    I've been rather absent from the scene over the last few months, due to the projects I've been working on. I finished putting together my photography website this summer. It required putting aside other projects, such as this blog. Shameless plug:


    In addition, I've been putting together a Patreon page, to help me keep up with my other projects and better engage with my audiences. It's launching today, and I'll be doing a post about it here soon.

    Between the above, a family vacation, and some other projects and adventures, I've been busy, all spoons used before I could even think about doing autism research, much less autism reflection. So, despite this being three months' worth of finds, it's a bit...*ahem*....sparse this month.



    In fact, I particularly enjoyed the meme Mr. Bonnello created.

    Meme by Chris Bonnello (a.k.a. "Autistic Not Weird")

    I prefer... "albatross"...


    Released in August:

    • My Special Friend Sam: Respecting the Needs of Children with Autism - I like what I've seen of this book so far. There needs to be more books for people outside the spectrum, especially at a young age, normalizing autistic behavior and respecting boundaries for autistic people. If it's done well enough, then I'd like to see it in classrooms everywhere. 
    • Being with Asperger's: So That's How It's Done! - I'm curious about this one. Someone with Asperger's partially viewed by someone who lived with them, and partially through their own words, full of their brand of humor, etc. Could be cool.
    • Spectrum Women: Walking to the Beat of Autism - Been waiting for this one to come out for a while. Perspectives from several different women on the spectrum. If nothing else, this can tell me which authors I'd like to purchase next based on style and how I connect to their stories.

    Released in September:

    • Asperger’s Syndrome and Jail: A Survival Guide - I can't imagine trying to navigate jail. I think I'd lose my mind. This could be a really important tool, though I'd like to see one for guards and wardens, as well as see the justice system get an overhaul, so that not so many people with developmental disabilities (as autism falls under), are sent to jail in the first place.
    • Autism in Heels: The Untold Story of a Female Life on the Spectrum - I'm really excited to read this. While most information written about the spectrum from an autistic's point of view is important, I particularly want the perspectives of women on the spectrum, especially as it pertains to our tendency to mask, making our lives a bigger struggle, sometimes, than that of our male peers.

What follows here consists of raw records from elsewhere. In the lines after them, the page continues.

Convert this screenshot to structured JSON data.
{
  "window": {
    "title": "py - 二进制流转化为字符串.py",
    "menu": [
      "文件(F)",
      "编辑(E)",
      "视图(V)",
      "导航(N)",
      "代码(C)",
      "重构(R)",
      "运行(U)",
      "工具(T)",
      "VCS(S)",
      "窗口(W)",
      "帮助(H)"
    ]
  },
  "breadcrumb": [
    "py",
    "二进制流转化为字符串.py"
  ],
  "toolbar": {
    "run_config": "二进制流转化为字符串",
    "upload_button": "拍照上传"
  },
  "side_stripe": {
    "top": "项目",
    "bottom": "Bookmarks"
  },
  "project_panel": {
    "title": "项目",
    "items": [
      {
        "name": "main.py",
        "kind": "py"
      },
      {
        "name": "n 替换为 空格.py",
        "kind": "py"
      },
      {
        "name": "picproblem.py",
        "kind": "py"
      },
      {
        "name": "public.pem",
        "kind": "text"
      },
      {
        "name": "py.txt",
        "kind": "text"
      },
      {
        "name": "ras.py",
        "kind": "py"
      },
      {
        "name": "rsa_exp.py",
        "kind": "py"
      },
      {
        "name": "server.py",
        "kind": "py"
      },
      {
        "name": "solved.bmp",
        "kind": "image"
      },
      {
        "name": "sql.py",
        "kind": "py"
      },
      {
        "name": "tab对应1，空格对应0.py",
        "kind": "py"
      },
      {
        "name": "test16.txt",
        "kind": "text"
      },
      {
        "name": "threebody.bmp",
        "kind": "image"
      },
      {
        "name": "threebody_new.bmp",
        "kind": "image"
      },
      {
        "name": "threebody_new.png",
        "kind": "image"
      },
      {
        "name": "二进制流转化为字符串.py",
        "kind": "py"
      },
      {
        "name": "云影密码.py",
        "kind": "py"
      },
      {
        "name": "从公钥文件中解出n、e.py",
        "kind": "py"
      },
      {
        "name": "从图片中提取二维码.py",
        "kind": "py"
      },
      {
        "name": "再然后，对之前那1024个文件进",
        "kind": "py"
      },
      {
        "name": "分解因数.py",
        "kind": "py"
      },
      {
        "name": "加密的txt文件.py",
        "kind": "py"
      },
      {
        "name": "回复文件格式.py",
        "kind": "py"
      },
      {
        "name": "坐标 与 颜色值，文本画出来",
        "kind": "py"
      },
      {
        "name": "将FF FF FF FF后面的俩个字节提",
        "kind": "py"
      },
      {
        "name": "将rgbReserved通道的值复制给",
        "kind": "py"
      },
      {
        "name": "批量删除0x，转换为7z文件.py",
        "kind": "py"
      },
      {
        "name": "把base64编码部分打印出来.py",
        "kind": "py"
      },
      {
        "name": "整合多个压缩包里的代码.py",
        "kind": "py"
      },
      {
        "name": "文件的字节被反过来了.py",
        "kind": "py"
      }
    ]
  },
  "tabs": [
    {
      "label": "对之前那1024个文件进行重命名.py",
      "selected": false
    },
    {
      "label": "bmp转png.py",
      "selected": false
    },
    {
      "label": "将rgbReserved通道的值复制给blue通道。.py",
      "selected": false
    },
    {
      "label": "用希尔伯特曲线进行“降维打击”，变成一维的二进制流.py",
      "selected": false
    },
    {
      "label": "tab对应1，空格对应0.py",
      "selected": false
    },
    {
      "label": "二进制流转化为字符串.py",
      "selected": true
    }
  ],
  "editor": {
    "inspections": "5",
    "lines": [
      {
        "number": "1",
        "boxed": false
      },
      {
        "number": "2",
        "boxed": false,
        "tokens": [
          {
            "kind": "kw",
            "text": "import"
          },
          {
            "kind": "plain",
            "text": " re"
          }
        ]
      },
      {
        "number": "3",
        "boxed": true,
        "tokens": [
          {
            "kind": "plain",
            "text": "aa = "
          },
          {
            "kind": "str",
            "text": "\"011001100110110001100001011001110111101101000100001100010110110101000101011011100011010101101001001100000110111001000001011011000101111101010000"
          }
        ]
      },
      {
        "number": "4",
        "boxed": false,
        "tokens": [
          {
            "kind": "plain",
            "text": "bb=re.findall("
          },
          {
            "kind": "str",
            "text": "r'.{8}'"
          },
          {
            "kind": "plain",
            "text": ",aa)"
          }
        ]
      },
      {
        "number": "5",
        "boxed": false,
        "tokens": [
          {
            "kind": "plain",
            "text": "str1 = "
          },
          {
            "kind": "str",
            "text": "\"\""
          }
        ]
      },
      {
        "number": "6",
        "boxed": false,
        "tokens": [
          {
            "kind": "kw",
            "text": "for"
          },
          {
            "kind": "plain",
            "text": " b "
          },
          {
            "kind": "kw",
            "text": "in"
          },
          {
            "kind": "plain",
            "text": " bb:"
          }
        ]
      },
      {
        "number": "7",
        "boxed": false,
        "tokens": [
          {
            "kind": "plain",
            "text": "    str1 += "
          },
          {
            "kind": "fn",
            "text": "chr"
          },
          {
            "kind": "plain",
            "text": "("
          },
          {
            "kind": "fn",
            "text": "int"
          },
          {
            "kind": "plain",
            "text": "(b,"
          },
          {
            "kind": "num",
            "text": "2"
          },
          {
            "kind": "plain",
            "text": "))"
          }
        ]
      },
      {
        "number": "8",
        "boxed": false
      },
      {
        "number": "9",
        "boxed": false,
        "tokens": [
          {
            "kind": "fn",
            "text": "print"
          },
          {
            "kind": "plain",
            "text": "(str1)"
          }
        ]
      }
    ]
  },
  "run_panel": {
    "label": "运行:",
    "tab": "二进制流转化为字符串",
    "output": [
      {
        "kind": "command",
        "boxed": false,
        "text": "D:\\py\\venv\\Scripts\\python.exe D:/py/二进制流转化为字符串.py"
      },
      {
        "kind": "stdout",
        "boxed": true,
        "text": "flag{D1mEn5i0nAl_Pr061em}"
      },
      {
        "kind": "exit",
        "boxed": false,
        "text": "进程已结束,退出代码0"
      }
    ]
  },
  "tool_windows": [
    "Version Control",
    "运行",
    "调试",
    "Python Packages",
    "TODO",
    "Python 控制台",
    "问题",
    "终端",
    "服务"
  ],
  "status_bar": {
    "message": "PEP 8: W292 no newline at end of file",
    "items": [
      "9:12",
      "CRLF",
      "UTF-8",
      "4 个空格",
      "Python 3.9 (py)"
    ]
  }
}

    Though I've been taking time away from the blog, autism is never far from my mind. It can't be. It is part of who I am. I read somewhere that finding diagnosis was like finding a Rosetta Stone to the self (need to find that source). I wholeheartedly agree. If it weren't for my diagnosis, there are so many things I still wouldn't understand about myself; so many things I wouldn't be able to make happen in my life. ...of course, there are a lot of things I can't make happen for the very reason that I am autistic. It's a weird little balance. And I'm doing the best I can. 

    What kinds of resources and cool things have you found lately? Share in the comments below!